MR. McCLELLAN: Because it’s a legal matter, and it’s before the courts.
Q The world is crawling with legal matters that the White House comments on all the time. What sets this apart?
MR. McCLELLAN: No, there are legal matters that occur all the time that we do not comment on, because they’re ongoing legal matters that are before the courts. Remember, numerous times we’ve referred stuff to the Justice Department because it’s an ongoing legal proceeding.
Q What is the concern of the White House, they’re not commenting?
MR. McCLELLAN: Exactly what I said. Maybe you want to go back and look at my remarks, but we don’t want to prejudice the opportunity for there to be a fair and impartial trial.
Q Okay, because your remarks earlier had suggested that you didn’t want to influence an investigation that was ongoing.
MR. McCLELLAN: We don’t want to do that, either. We want to do our part to continue to cooperate, and that’s what we will do.
Q One more question, if I might, about the meeting this morning. Based on your past statements, I assume that delay of the implementation of the prescription drug bill is still off the table and was not discussed.
MR. McCLELLAN: Absolutely. In fact, we’re making good progress on the outreach efforts to America’s seniors. The sign up period will be beginning in a matter of just a couple of weeks, and then they will start realizing — they will start receiving those benefits, and significant savings on their prescription drugs beginning in January.
Q And rescinding parts of the highway bill was not discussed either this morning?
MR. McCLELLAN: I’ll have to check, John. I wasn’t at the breakfast, but I got a general readout that I gave you, and I’d have to check on that specific — I don’t believe so, but I’d have to double-check.
All right, Steve will see you all this afternoon.

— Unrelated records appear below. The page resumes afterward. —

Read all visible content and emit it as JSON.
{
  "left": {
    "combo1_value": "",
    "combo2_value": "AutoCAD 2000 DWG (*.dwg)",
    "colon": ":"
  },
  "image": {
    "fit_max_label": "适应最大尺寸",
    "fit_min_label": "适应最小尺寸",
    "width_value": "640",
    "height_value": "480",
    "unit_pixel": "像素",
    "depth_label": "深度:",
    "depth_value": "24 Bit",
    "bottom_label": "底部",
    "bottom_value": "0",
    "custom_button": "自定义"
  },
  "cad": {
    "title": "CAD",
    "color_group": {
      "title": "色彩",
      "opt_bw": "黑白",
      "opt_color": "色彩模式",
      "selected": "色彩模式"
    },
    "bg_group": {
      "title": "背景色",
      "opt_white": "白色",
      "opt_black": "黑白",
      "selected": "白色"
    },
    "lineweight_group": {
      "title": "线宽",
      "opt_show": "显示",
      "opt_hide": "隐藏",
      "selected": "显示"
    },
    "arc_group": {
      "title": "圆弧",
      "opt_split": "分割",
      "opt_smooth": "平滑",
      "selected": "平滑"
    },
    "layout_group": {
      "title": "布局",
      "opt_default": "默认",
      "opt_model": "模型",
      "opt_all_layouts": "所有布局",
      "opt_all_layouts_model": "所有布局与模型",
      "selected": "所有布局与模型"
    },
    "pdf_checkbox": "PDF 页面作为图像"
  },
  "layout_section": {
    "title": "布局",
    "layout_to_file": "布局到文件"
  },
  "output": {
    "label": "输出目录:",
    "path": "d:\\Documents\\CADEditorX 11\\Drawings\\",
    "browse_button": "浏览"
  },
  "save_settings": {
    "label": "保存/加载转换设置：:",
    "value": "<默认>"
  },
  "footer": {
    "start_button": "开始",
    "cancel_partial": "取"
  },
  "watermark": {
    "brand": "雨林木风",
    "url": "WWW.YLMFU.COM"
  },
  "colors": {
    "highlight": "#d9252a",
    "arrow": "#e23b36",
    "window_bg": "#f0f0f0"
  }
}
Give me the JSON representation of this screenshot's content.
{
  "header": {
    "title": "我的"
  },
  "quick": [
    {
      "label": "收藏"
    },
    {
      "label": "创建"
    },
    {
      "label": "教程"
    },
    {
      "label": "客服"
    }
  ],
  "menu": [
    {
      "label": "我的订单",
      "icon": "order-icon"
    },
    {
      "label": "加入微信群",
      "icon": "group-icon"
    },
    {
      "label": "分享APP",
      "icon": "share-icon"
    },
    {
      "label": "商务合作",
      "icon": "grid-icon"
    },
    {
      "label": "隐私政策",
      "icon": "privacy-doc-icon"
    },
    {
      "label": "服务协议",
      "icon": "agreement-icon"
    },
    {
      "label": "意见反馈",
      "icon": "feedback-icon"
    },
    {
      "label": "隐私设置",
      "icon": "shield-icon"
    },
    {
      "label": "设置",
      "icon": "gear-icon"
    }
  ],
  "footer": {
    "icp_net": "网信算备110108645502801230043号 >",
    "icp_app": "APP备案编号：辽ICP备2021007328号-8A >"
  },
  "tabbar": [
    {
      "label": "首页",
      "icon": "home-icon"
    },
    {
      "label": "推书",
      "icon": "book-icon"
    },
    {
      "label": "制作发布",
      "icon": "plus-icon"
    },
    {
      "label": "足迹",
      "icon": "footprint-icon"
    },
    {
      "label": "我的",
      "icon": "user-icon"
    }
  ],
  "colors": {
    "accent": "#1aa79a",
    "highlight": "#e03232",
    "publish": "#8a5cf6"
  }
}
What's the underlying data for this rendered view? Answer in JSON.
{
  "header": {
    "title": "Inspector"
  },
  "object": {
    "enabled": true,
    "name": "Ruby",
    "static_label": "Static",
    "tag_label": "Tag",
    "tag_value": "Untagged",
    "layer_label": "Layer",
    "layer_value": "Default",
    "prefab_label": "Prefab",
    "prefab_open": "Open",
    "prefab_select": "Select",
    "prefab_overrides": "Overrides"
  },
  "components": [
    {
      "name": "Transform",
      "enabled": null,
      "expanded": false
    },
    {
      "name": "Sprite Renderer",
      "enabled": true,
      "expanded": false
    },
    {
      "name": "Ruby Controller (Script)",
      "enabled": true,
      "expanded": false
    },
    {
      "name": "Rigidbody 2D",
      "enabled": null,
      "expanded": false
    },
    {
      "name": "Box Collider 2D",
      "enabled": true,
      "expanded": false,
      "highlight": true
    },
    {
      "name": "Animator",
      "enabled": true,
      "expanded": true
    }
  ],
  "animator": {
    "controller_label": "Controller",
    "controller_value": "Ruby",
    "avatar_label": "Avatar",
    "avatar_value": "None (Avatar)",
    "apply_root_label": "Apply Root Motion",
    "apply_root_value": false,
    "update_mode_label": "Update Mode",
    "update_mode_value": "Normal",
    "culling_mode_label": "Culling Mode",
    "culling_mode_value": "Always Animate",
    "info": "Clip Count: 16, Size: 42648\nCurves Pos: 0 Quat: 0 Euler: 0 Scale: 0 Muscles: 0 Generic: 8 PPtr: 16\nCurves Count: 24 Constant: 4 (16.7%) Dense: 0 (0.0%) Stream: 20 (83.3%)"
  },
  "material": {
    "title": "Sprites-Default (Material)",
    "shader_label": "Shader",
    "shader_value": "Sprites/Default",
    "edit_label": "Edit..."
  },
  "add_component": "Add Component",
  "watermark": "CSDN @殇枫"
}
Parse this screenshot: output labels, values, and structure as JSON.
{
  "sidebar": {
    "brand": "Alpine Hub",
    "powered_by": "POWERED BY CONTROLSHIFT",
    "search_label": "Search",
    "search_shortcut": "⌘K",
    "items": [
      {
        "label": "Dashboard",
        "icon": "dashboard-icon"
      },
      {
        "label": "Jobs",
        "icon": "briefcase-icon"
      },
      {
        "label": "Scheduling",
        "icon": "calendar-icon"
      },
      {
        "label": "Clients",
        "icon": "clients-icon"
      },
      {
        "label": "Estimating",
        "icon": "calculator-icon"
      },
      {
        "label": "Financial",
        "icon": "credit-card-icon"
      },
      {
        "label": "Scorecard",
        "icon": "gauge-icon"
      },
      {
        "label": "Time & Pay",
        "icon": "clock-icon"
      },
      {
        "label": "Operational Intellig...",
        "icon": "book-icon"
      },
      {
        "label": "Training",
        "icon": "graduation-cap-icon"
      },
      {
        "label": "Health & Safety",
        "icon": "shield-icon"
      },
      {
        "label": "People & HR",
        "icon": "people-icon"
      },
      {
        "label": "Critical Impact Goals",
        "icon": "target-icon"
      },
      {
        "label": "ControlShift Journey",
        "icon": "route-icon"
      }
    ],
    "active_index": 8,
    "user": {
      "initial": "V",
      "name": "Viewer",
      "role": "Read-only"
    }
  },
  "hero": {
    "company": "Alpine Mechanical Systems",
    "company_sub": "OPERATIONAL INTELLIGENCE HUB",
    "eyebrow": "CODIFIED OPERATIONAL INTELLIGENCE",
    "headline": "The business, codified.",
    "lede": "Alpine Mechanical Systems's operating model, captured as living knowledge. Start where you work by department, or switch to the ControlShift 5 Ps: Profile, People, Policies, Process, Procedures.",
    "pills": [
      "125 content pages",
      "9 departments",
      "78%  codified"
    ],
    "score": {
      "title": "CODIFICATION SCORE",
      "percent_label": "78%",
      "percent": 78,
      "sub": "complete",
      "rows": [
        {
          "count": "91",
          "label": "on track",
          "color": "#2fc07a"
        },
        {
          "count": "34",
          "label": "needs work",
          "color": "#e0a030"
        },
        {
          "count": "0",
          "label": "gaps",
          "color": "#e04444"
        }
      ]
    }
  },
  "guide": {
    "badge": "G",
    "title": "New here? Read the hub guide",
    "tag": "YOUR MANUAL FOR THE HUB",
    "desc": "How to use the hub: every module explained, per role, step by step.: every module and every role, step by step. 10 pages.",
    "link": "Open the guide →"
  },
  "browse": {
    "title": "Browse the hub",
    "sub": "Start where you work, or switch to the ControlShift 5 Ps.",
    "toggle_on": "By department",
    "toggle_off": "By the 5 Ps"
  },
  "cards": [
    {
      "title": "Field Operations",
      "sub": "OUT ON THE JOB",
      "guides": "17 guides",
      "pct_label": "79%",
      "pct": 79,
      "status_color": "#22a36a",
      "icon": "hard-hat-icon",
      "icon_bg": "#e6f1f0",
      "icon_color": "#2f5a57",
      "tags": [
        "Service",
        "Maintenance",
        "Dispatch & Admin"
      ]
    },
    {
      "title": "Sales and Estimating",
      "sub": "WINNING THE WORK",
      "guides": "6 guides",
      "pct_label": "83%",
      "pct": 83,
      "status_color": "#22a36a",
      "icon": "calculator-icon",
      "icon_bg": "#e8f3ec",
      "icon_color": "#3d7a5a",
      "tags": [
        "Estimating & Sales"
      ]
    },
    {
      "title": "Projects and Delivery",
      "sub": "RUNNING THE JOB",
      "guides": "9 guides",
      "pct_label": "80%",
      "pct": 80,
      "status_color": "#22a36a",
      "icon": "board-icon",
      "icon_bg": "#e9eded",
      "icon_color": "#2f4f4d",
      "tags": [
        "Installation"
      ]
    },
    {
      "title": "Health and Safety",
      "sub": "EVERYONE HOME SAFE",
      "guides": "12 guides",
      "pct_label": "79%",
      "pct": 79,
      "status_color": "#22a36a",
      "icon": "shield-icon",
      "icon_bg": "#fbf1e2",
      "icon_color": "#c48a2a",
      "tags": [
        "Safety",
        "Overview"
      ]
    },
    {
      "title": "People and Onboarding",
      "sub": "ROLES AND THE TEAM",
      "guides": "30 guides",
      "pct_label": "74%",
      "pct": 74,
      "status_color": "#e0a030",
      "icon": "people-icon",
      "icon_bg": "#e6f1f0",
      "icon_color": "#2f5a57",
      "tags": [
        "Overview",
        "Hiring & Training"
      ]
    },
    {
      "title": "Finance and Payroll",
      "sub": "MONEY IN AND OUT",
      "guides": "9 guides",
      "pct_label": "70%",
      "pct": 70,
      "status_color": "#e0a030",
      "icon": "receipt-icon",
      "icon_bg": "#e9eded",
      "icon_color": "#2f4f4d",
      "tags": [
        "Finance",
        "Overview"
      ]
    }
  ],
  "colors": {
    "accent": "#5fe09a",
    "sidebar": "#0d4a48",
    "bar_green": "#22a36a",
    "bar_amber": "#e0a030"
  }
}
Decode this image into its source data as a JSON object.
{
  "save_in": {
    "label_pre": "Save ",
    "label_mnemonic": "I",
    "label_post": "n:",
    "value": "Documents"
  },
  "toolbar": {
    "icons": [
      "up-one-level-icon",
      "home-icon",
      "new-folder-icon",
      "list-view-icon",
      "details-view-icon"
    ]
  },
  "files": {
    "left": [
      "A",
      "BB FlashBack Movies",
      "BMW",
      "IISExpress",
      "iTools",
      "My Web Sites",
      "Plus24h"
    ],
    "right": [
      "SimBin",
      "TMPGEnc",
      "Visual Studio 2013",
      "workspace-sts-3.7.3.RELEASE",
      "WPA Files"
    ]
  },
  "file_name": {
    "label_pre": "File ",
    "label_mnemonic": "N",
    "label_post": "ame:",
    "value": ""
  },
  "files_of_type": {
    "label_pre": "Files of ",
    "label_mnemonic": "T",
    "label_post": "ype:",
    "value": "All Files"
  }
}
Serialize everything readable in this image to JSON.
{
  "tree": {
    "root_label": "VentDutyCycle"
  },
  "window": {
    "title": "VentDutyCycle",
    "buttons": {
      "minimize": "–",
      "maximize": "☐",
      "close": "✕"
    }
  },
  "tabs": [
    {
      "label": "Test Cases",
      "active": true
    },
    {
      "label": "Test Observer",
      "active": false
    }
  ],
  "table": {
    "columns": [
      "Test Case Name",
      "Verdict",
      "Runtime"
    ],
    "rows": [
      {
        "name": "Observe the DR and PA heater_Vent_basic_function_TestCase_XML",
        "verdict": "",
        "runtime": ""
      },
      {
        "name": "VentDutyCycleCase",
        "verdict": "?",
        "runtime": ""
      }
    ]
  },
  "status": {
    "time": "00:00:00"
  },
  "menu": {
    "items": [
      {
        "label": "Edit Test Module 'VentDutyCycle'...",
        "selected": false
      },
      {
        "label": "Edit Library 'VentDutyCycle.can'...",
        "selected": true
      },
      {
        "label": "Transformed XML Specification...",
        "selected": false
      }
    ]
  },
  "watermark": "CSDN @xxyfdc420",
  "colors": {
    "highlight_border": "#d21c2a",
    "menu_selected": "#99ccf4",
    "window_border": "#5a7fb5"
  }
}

I’ll be around if you need anything else, as well.
END 10:12 A.M. EST